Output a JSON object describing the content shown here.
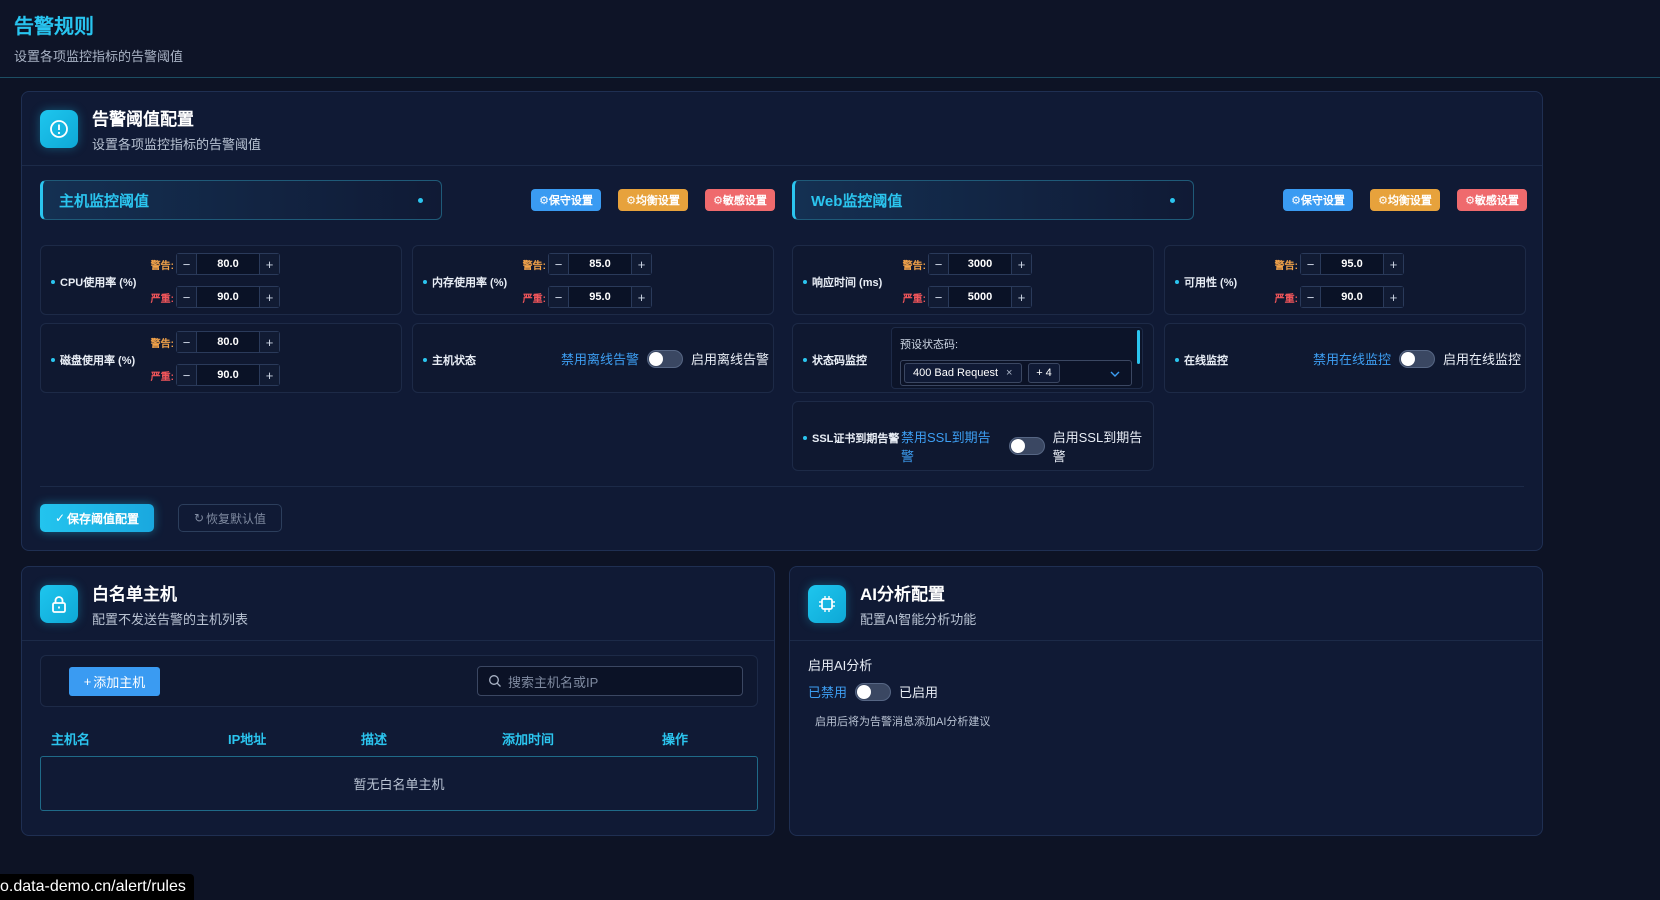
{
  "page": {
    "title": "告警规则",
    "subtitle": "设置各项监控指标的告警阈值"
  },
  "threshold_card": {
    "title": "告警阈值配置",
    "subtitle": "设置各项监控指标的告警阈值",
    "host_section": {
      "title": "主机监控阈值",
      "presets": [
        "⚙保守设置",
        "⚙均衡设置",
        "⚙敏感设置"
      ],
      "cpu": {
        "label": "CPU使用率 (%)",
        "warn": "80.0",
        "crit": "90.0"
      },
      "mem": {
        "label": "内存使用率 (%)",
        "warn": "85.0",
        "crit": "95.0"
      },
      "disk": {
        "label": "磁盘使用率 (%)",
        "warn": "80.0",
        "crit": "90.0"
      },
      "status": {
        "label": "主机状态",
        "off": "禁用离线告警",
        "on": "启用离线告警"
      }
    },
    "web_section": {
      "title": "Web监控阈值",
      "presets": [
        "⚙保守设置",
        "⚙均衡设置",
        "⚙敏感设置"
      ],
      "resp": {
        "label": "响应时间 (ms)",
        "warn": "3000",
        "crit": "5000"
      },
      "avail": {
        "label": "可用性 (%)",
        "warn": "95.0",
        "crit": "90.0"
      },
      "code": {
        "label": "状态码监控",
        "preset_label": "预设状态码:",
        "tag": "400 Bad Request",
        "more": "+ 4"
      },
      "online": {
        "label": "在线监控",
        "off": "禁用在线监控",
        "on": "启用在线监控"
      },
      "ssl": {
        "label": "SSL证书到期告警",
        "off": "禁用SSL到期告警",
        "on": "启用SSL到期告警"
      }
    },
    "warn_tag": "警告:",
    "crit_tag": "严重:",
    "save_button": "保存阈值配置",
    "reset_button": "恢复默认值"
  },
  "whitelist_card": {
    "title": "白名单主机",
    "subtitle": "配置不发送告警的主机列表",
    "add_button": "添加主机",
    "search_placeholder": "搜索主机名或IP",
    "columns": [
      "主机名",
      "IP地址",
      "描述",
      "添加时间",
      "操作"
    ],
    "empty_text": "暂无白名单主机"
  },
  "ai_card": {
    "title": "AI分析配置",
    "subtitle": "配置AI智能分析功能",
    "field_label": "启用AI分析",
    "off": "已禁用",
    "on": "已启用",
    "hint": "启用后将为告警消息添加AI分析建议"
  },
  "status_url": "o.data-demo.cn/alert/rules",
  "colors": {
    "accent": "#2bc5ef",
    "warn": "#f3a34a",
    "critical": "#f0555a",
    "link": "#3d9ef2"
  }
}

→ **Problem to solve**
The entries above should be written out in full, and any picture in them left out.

→ **Response to this task**
Output a JSON object describing the content shown here.
{
  "page": {
    "title": "告警规则",
    "subtitle": "设置各项监控指标的告警阈值"
  },
  "threshold_card": {
    "title": "告警阈值配置",
    "subtitle": "设置各项监控指标的告警阈值",
    "host_section": {
      "title": "主机监控阈值",
      "presets": [
        "⚙保守设置",
        "⚙均衡设置",
        "⚙敏感设置"
      ],
      "cpu": {
        "label": "CPU使用率 (%)",
        "warn": "80.0",
        "crit": "90.0"
      },
      "mem": {
        "label": "内存使用率 (%)",
        "warn": "85.0",
        "crit": "95.0"
      },
      "disk": {
        "label": "磁盘使用率 (%)",
        "warn": "80.0",
        "crit": "90.0"
      },
      "status": {
        "label": "主机状态",
        "off": "禁用离线告警",
        "on": "启用离线告警"
      }
    },
    "web_section": {
      "title": "Web监控阈值",
      "presets": [
        "⚙保守设置",
        "⚙均衡设置",
        "⚙敏感设置"
      ],
      "resp": {
        "label": "响应时间 (ms)",
        "warn": "3000",
        "crit": "5000"
      },
      "avail": {
        "label": "可用性 (%)",
        "warn": "95.0",
        "crit": "90.0"
      },
      "code": {
        "label": "状态码监控",
        "preset_label": "预设状态码:",
        "tag": "400 Bad Request",
        "more": "+ 4"
      },
      "online": {
        "label": "在线监控",
        "off": "禁用在线监控",
        "on": "启用在线监控"
      },
      "ssl": {
        "label": "SSL证书到期告警",
        "off": "禁用SSL到期告警",
        "on": "启用SSL到期告警"
      }
    },
    "warn_tag": "警告:",
    "crit_tag": "严重:",
    "save_button": "保存阈值配置",
    "reset_button": "恢复默认值"
  },
  "whitelist_card": {
    "title": "白名单主机",
    "subtitle": "配置不发送告警的主机列表",
    "add_button": "添加主机",
    "search_placeholder": "搜索主机名或IP",
    "columns": [
      "主机名",
      "IP地址",
      "描述",
      "添加时间",
      "操作"
    ],
    "empty_text": "暂无白名单主机"
  },
  "ai_card": {
    "title": "AI分析配置",
    "subtitle": "配置AI智能分析功能",
    "field_label": "启用AI分析",
    "off": "已禁用",
    "on": "已启用",
    "hint": "启用后将为告警消息添加AI分析建议"
  },
  "status_url": "o.data-demo.cn/alert/rules",
  "colors": {
    "accent": "#2bc5ef",
    "warn": "#f3a34a",
    "critical": "#f0555a",
    "link": "#3d9ef2"
  }
}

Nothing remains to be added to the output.